PROBLEM TO SOLVE. How many lines in the entries below contain the string "خدمت"? Reply with the number only.

INFORMATION.
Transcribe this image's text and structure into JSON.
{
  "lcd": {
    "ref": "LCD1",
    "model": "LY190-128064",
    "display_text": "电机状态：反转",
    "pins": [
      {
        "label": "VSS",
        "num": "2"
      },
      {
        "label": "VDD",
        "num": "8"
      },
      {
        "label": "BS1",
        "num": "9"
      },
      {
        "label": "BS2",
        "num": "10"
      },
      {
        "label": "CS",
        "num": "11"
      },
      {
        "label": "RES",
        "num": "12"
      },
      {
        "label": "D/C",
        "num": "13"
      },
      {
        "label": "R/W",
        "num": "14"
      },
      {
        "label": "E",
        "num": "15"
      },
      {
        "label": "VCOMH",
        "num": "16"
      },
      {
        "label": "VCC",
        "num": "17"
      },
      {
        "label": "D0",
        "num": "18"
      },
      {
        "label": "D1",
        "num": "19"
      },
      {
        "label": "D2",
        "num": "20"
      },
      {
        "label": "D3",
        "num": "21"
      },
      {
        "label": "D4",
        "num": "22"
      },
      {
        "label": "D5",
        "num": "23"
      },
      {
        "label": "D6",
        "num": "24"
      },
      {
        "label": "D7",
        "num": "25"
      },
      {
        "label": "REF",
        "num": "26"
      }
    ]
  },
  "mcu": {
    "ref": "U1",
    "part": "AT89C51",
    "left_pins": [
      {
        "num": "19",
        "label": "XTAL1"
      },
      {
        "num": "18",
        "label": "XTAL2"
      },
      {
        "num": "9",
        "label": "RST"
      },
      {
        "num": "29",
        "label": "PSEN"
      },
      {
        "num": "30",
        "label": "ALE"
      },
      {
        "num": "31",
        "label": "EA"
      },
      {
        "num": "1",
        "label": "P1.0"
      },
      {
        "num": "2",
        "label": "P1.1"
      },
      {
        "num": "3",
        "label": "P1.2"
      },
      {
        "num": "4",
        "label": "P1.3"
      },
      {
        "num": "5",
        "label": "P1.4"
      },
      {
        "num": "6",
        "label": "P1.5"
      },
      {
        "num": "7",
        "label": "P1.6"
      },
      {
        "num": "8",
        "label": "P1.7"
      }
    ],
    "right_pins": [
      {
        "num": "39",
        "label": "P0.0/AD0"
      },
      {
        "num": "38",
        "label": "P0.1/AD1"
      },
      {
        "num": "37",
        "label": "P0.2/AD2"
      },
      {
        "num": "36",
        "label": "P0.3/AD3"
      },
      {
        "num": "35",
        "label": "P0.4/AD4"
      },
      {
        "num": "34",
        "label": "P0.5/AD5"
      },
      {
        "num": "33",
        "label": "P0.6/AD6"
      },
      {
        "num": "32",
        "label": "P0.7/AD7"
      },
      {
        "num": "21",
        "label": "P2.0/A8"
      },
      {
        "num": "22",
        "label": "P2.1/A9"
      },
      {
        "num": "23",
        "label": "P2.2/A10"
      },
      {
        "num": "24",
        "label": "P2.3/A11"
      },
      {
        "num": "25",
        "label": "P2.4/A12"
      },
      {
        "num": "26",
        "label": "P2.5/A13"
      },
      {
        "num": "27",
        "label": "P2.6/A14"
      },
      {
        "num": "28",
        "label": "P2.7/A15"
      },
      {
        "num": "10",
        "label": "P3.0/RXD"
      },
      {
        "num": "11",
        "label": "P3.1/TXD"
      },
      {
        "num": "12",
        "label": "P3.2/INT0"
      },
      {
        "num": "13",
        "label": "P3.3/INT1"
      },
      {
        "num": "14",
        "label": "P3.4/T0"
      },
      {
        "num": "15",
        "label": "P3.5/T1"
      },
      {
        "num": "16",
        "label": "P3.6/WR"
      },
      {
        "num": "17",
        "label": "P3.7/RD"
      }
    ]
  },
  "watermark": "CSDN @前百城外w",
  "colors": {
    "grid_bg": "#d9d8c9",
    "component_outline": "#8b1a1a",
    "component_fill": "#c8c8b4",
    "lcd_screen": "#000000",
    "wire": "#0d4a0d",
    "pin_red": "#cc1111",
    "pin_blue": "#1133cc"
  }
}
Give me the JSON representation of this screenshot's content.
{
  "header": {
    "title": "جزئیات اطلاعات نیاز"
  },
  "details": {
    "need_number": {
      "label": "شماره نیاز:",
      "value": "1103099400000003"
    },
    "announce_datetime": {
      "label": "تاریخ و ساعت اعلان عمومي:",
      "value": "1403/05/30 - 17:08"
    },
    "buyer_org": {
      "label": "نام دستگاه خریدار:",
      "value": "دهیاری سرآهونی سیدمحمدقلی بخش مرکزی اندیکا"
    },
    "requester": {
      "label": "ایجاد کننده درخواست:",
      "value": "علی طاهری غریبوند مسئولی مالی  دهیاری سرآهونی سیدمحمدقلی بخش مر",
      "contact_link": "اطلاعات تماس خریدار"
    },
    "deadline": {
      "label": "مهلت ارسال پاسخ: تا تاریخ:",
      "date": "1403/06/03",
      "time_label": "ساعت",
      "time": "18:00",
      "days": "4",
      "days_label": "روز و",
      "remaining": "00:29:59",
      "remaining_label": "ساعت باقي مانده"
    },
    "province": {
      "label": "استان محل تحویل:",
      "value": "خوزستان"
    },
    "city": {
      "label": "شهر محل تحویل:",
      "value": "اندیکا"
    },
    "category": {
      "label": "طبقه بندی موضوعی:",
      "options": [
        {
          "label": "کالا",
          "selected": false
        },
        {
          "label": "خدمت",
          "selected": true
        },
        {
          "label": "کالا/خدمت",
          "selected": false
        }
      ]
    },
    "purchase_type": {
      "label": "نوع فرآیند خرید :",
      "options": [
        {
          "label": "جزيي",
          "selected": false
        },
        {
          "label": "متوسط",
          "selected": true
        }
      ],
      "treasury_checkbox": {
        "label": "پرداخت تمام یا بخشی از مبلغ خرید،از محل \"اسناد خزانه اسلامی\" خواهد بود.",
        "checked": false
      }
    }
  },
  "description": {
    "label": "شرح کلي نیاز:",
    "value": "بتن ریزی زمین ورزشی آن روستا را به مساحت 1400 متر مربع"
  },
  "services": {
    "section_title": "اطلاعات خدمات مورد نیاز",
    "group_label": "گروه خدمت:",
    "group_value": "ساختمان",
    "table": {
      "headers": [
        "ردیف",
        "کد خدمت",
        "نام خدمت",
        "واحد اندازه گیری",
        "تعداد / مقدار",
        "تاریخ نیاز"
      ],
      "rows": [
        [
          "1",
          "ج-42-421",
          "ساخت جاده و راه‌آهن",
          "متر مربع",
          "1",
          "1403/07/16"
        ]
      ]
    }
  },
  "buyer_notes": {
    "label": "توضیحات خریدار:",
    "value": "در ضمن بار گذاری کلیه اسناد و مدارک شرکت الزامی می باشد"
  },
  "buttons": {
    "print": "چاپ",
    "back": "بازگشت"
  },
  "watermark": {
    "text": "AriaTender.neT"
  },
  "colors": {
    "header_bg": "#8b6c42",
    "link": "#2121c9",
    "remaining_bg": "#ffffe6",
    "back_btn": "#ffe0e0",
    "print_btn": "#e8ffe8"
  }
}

RESULT FOR THIS TASK. 5